Credit Suisse warned investors that there was “considerable uncertainty” about how much money they would get back and said in its annual report that some clients had threatened to sue over the fund’s collapse.
Four sources told Reuters that Credit Suisse was considering compensating investors in the fund over fears the debacle would cause high net worth clients to turn their backs on the bank.
When it ceased coverage in March, Tokio Marine said in a statement that Greensill was only covered for money loaned to asset-backed businesses – invoices they had received for goods and services delivered. . The policies seen by Reuters indicate that debts should be secured by receivables.
However, Credit Suisse had also purchased Greensill bonds which lacked such guarantees, according to corporate and legal documents.
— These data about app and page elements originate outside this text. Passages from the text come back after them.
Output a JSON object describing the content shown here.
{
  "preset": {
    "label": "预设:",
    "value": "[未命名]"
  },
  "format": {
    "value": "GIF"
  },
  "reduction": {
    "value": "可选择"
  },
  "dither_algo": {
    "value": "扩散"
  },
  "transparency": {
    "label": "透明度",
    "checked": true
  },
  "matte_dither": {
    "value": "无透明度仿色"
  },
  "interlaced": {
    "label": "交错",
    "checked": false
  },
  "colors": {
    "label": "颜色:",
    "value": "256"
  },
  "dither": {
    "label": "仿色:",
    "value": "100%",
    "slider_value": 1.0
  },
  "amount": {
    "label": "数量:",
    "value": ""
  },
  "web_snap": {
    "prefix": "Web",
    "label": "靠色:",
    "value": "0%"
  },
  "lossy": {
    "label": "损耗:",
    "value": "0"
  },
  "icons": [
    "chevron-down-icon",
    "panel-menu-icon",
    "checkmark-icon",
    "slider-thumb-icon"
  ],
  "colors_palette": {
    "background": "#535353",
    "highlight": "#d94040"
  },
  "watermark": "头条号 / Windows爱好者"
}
The bank declined to comment.
Reuters analyzed the assets of Credit Suisse’s supply chain finance fund in 2019 and discovered that it included non-asset backed Greensill bonds.
Reuters told the bank’s public relations department in July 2019 and in May 2020 it did. Credit Suisse declined to comment on Reuters’ analysis twice and again when contacted for this story.
Two Credit Suisse sources told Reuters in May 2020 and January 2021, just two months before the collapse of Greensill and the fund, that Credit Suisse had independently confirmed that insurance coverage was in place.
Credit Suisse fund managers have had occasional communications with Greensill’s broker Marsh, beyond his regular emails to the bank detailing the names of borrowers and the exposure limits in the policy, told Reuters the two sources close to the case.
The bank said in a June 2020 investor update that it had made insurance claims following the collapse of a healthcare provider whose fund had purchased debts through Greensill.
One of the sources said Marsh was involved in conversations with Credit Suisse about the claims. Reuters could not determine which insurer was involved or whether the police paid.
(Additional reporting by Carolyn Cohn in London; Editing by David Clarke)